(Element data from apps and pages)

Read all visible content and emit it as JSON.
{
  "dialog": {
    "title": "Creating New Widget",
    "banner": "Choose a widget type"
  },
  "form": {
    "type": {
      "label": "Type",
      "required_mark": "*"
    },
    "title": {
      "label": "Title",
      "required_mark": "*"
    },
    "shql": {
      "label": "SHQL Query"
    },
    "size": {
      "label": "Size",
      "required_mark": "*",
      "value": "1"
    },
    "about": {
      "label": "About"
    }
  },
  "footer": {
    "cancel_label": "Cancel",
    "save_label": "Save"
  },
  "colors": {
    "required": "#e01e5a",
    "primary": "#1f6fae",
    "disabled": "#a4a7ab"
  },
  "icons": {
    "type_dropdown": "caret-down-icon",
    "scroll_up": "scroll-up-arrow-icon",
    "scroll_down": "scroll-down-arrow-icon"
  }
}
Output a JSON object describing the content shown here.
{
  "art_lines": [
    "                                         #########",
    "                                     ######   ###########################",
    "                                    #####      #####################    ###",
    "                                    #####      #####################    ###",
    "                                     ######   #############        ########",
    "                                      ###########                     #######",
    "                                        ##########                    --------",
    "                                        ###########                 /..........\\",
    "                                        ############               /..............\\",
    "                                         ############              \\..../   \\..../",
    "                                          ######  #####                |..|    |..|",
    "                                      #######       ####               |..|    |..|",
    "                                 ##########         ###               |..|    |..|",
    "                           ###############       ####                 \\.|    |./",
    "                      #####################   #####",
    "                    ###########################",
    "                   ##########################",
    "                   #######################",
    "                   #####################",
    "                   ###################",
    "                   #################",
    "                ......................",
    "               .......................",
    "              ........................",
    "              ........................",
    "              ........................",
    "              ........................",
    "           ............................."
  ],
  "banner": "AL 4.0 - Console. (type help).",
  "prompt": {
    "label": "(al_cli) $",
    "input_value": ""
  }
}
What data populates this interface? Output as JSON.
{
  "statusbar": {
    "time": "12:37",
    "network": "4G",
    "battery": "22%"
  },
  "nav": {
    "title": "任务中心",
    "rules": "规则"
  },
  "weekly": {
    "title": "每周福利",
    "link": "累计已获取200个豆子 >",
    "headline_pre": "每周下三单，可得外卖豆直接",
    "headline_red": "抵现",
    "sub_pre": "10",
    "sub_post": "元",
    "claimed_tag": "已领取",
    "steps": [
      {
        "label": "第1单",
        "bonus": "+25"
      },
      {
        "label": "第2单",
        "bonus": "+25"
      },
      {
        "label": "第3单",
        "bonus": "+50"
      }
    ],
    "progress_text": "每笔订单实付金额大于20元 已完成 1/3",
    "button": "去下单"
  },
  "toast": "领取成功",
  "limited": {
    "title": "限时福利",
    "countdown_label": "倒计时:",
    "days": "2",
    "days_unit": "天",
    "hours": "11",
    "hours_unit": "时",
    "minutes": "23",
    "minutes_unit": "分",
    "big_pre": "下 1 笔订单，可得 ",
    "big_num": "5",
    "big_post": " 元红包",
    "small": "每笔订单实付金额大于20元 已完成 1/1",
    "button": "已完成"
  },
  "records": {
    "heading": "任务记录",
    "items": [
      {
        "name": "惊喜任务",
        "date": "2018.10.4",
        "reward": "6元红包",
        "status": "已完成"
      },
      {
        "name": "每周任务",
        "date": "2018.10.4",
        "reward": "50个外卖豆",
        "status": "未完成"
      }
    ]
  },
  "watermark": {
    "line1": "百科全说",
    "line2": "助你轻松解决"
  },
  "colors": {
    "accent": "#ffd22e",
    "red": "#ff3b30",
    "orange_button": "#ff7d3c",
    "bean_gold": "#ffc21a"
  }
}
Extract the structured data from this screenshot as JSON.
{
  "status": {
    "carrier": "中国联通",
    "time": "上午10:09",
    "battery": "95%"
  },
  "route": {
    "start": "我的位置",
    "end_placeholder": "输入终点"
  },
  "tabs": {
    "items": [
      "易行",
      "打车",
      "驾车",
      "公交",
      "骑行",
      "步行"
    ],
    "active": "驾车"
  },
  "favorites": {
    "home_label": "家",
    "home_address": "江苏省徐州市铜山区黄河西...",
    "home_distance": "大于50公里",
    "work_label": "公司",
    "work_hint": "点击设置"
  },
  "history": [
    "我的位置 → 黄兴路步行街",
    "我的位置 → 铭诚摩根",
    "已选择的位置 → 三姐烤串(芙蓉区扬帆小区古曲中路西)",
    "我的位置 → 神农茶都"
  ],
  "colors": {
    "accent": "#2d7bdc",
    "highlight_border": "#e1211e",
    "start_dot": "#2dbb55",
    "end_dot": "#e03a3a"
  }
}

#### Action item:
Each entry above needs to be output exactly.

#### Reply to the task:
Read all visible content and emit it as JSON.
{
  "dialog": {
    "title": "Creating New Widget",
    "banner": "Choose a widget type"
  },
  "form": {
    "type": {
      "label": "Type",
      "required_mark": "*"
    },
    "title": {
      "label": "Title",
      "required_mark": "*"
    },
    "shql": {
      "label": "SHQL Query"
    },
    "size": {
      "label": "Size",
      "required_mark": "*",
      "value": "1"
    },
    "about": {
      "label": "About"
    }
  },
  "footer": {
    "cancel_label": "Cancel",
    "save_label": "Save"
  },
  "colors": {
    "required": "#e01e5a",
    "primary": "#1f6fae",
    "disabled": "#a4a7ab"
  },
  "icons": {
    "type_dropdown": "caret-down-icon",
    "scroll_up": "scroll-up-arrow-icon",
    "scroll_down": "scroll-down-arrow-icon"
  }
}
Output a JSON object describing the content shown here.
{
  "art_lines": [
    "                                         #########",
    "                                     ######   ###########################",
    "                                    #####      #####################    ###",
    "                                    #####      #####################    ###",
    "                                     ######   #############        ########",
    "                                      ###########                     #######",
    "                                        ##########                    --------",
    "                                        ###########                 /..........\\",
    "                                        ############               /..............\\",
    "                                         ############              \\..../   \\..../",
    "                                          ######  #####                |..|    |..|",
    "                                      #######       ####               |..|    |..|",
    "                                 ##########         ###               |..|    |..|",
    "                           ###############       ####                 \\.|    |./",
    "                      #####################   #####",
    "                    ###########################",
    "                   ##########################",
    "                   #######################",
    "                   #####################",
    "                   ###################",
    "                   #################",
    "                ......................",
    "               .......................",
    "              ........................",
    "              ........................",
    "              ........................",
    "              ........................",
    "           ............................."
  ],
  "banner": "AL 4.0 - Console. (type help).",
  "prompt": {
    "label": "(al_cli) $",
    "input_value": ""
  }
}
What data populates this interface? Output as JSON.
{
  "statusbar": {
    "time": "12:37",
    "network": "4G",
    "battery": "22%"
  },
  "nav": {
    "title": "任务中心",
    "rules": "规则"
  },
  "weekly": {
    "title": "每周福利",
    "link": "累计已获取200个豆子 >",
    "headline_pre": "每周下三单，可得外卖豆直接",
    "headline_red": "抵现",
    "sub_pre": "10",
    "sub_post": "元",
    "claimed_tag": "已领取",
    "steps": [
      {
        "label": "第1单",
        "bonus": "+25"
      },
      {
        "label": "第2单",
        "bonus": "+25"
      },
      {
        "label": "第3单",
        "bonus": "+50"
      }
    ],
    "progress_text": "每笔订单实付金额大于20元 已完成 1/3",
    "button": "去下单"
  },
  "toast": "领取成功",
  "limited": {
    "title": "限时福利",
    "countdown_label": "倒计时:",
    "days": "2",
    "days_unit": "天",
    "hours": "11",
    "hours_unit": "时",
    "minutes": "23",
    "minutes_unit": "分",
    "big_pre": "下 1 笔订单，可得 ",
    "big_num": "5",
    "big_post": " 元红包",
    "small": "每笔订单实付金额大于20元 已完成 1/1",
    "button": "已完成"
  },
  "records": {
    "heading": "任务记录",
    "items": [
      {
        "name": "惊喜任务",
        "date": "2018.10.4",
        "reward": "6元红包",
        "status": "已完成"
      },
      {
        "name": "每周任务",
        "date": "2018.10.4",
        "reward": "50个外卖豆",
        "status": "未完成"
      }
    ]
  },
  "watermark": {
    "line1": "百科全说",
    "line2": "助你轻松解决"
  },
  "colors": {
    "accent": "#ffd22e",
    "red": "#ff3b30",
    "orange_button": "#ff7d3c",
    "bean_gold": "#ffc21a"
  }
}
Extract the structured data from this screenshot as JSON.
{
  "status": {
    "carrier": "中国联通",
    "time": "上午10:09",
    "battery": "95%"
  },
  "route": {
    "start": "我的位置",
    "end_placeholder": "输入终点"
  },
  "tabs": {
    "items": [
      "易行",
      "打车",
      "驾车",
      "公交",
      "骑行",
      "步行"
    ],
    "active": "驾车"
  },
  "favorites": {
    "home_label": "家",
    "home_address": "江苏省徐州市铜山区黄河西...",
    "home_distance": "大于50公里",
    "work_label": "公司",
    "work_hint": "点击设置"
  },
  "history": [
    "我的位置 → 黄兴路步行街",
    "我的位置 → 铭诚摩根",
    "已选择的位置 → 三姐烤串(芙蓉区扬帆小区古曲中路西)",
    "我的位置 → 神农茶都"
  ],
  "colors": {
    "accent": "#2d7bdc",
    "highlight_border": "#e1211e",
    "start_dot": "#2dbb55",
    "end_dot": "#e03a3a"
  }
}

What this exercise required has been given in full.